Security Concerns May Delay Afghan Elections, US May Arm Militias
Elections in Afghanistan that were planned for June may be postponed due to increased security threats. According to EurasiaNet, a leading expert on Afghanistan, Ahmed Rashid, cites the lack of security and the lack of international funding as the main reason for the possible postponement of the elections. Rashid also expressed his grave concern about the US discussion of creating a so-called Afghan Guard by rebuilding and arming militias that would undermine the United Nations disarmament program. According to the Financial Times, there are approximately 110,000 fighters in the militia groups. The Feminist Majority is concerned that the arming of local militias to increase security would worsen rather than solve the security problems in Afghanistan.
Meanwhile, at a hearing of the Senate Foreign Relations Subcommittee on International Economic Policy, Chief Acquisition Officer of the US Agency for International Development Timothy Beans stated that the "security situation [in Afghanistan] is dominating everything." Beans reported that a lot of people want to go out to Afghanistan to work but the ongoing problem is the security situation that exists.

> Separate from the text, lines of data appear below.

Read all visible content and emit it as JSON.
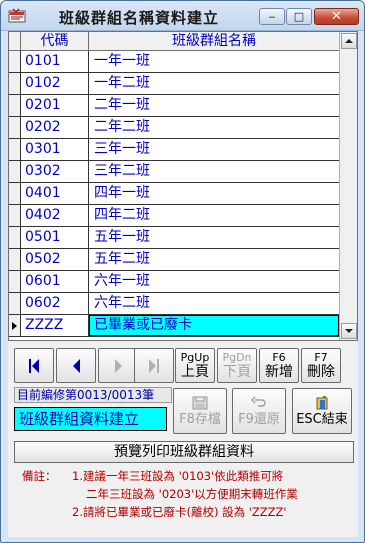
{
  "window": {
    "title": "班級群組名稱資料建立",
    "min_symbol": "‒",
    "max_symbol": "□",
    "close_symbol": "✕"
  },
  "grid": {
    "columns": [
      "代碼",
      "班級群組名稱"
    ],
    "rows": [
      {
        "code": "0101",
        "name": "一年一班"
      },
      {
        "code": "0102",
        "name": "一年二班"
      },
      {
        "code": "0201",
        "name": "二年一班"
      },
      {
        "code": "0202",
        "name": "二年二班"
      },
      {
        "code": "0301",
        "name": "三年一班"
      },
      {
        "code": "0302",
        "name": "三年二班"
      },
      {
        "code": "0401",
        "name": "四年一班"
      },
      {
        "code": "0402",
        "name": "四年二班"
      },
      {
        "code": "0501",
        "name": "五年一班"
      },
      {
        "code": "0502",
        "name": "五年二班"
      },
      {
        "code": "0601",
        "name": "六年一班"
      },
      {
        "code": "0602",
        "name": "六年二班"
      },
      {
        "code": "ZZZZ",
        "name": "已畢業或已廢卡"
      }
    ],
    "current_row": 12
  },
  "nav": {
    "pgup_key": "PgUp",
    "pgup_label": "上頁",
    "pgdn_key": "PgDn",
    "pgdn_label": "下頁",
    "f6_key": "F6",
    "f6_label": "新增",
    "f7_key": "F7",
    "f7_label": "刪除"
  },
  "status": {
    "record_text": "目前編修第0013/0013筆",
    "form_title": "班級群組資料建立"
  },
  "actions": {
    "save_label": "F8存檔",
    "restore_label": "F9還原",
    "exit_label": "ESC結束",
    "preview_label": "預覽列印班級群組資料"
  },
  "notes": {
    "label": "備註：",
    "line1": "1.建議一年三班設為 '0103'依此類推可將",
    "line2": "二年三班設為 '0203'以方便期末轉班作業",
    "line3": "2.請將已畢業或已廢卡(離校) 設為 'ZZZZ'"
  },
  "colors": {
    "highlight": "#00ffff",
    "text_blue": "#0000c8",
    "note_red": "#b00000"
  }
}
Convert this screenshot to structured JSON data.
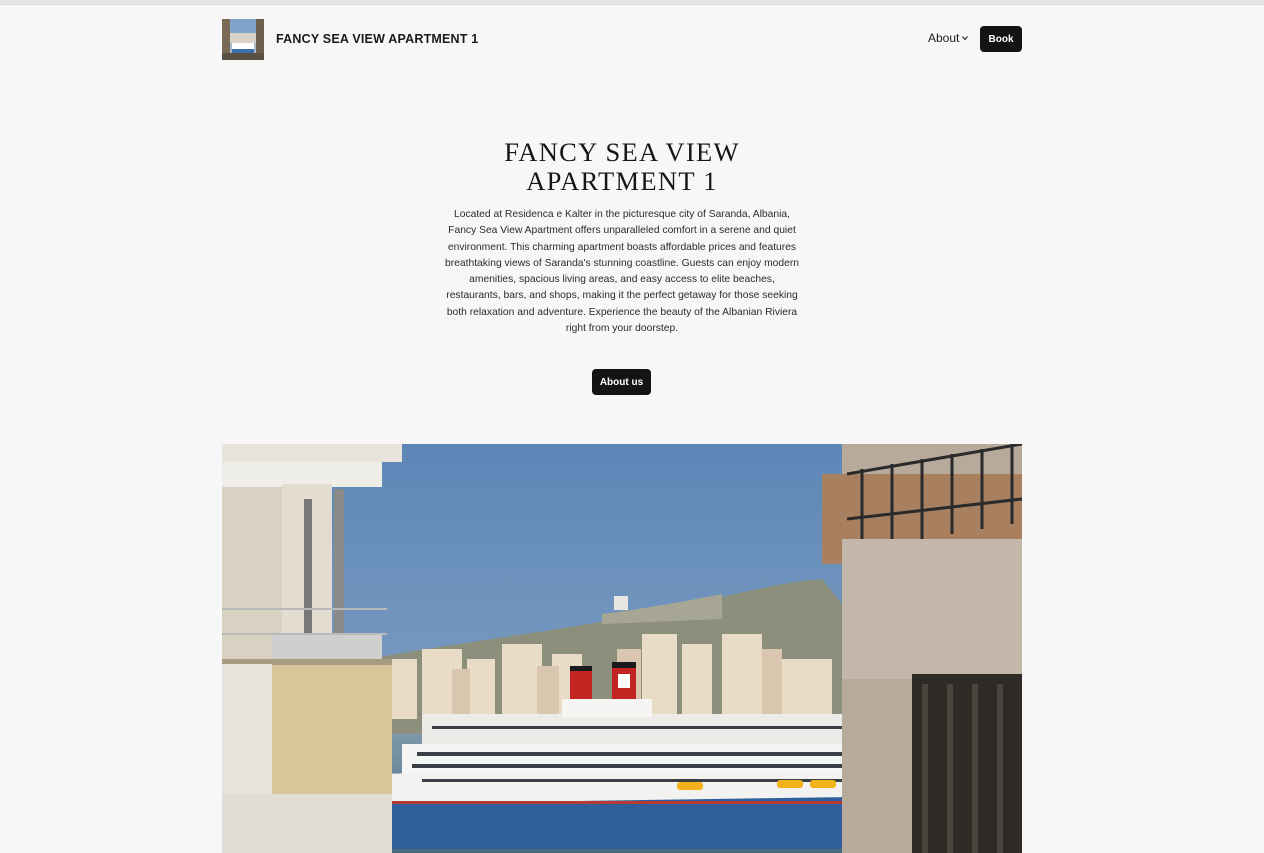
{
  "header": {
    "site_title": "FANCY SEA VIEW APARTMENT 1",
    "nav_about_label": "About",
    "book_label": "Book"
  },
  "hero": {
    "title_line1": "FANCY SEA VIEW",
    "title_line2": "APARTMENT 1",
    "description": "Located at Residenca e Kalter in the picturesque city of Saranda, Albania, Fancy Sea View Apartment offers unparalleled comfort in a serene and quiet environment. This charming apartment boasts affordable prices and features breathtaking views of Saranda's stunning coastline. Guests can enjoy modern amenities, spacious living areas, and easy access to elite beaches, restaurants, bars, and shops, making it the perfect getaway for those seeking both relaxation and adventure. Experience the beauty of the Albanian Riviera right from your doorstep.",
    "about_button_label": "About us"
  },
  "colors": {
    "background": "#f7f7f7",
    "button_bg": "#141414",
    "button_text": "#ffffff",
    "text": "#111111"
  },
  "icons": {
    "nav_dropdown": "chevron-down-icon",
    "logo": "logo-image",
    "hero_photo": "hero-photo"
  }
}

According to the New York Times, five Afghan aid workers were killed in an ambush just outside Kabul yesterday. More than a hundred people have been killed since the beginning of this year, including humanitarian aid workers, government officials, and foreign and Afghan security forces. Despite the dire security situation in Afghanistan, peacekeeping forces in Afghanistan are a small contingent of some 5,500. Without security, women in Afghanistan will never be able to obtain their rights and the country will never have sustained peace and democracy.
The Feminist Majority is leading the call for international peacekeeping force (ISAF) expansion, increased reconstruction funding, and more resources to support the work of the Ministry of Women's Affairs and the Afghan Independent Human Rights Commission.
8/26/2015 Saudi Women Prepare to Vote for the First Time - The fight for gender equality is making slow but notable progress in Saudi Arabia, where women will be allowed to vote for the first time in upcoming December elections.
This shift in Saudi law came in 2011, when a royal decree announced that women would be allowed to vote and run in local elections beginning in December of 2015. . . .
8/25/2015 Fraternity Signs Promote Rape Culture, Elicit Outrage - Old Dominion University (ODU) in Virginia is receiving national attention for a fraternity's vulgar and offensive signs that were on display as first-year students moved into their dorms.
The signs, which were hung on fraternity Sigma Nu and displayed derogatory messages for incoming female students- and their mothers- have since been removed, and the University has promised disciplinary action. . . .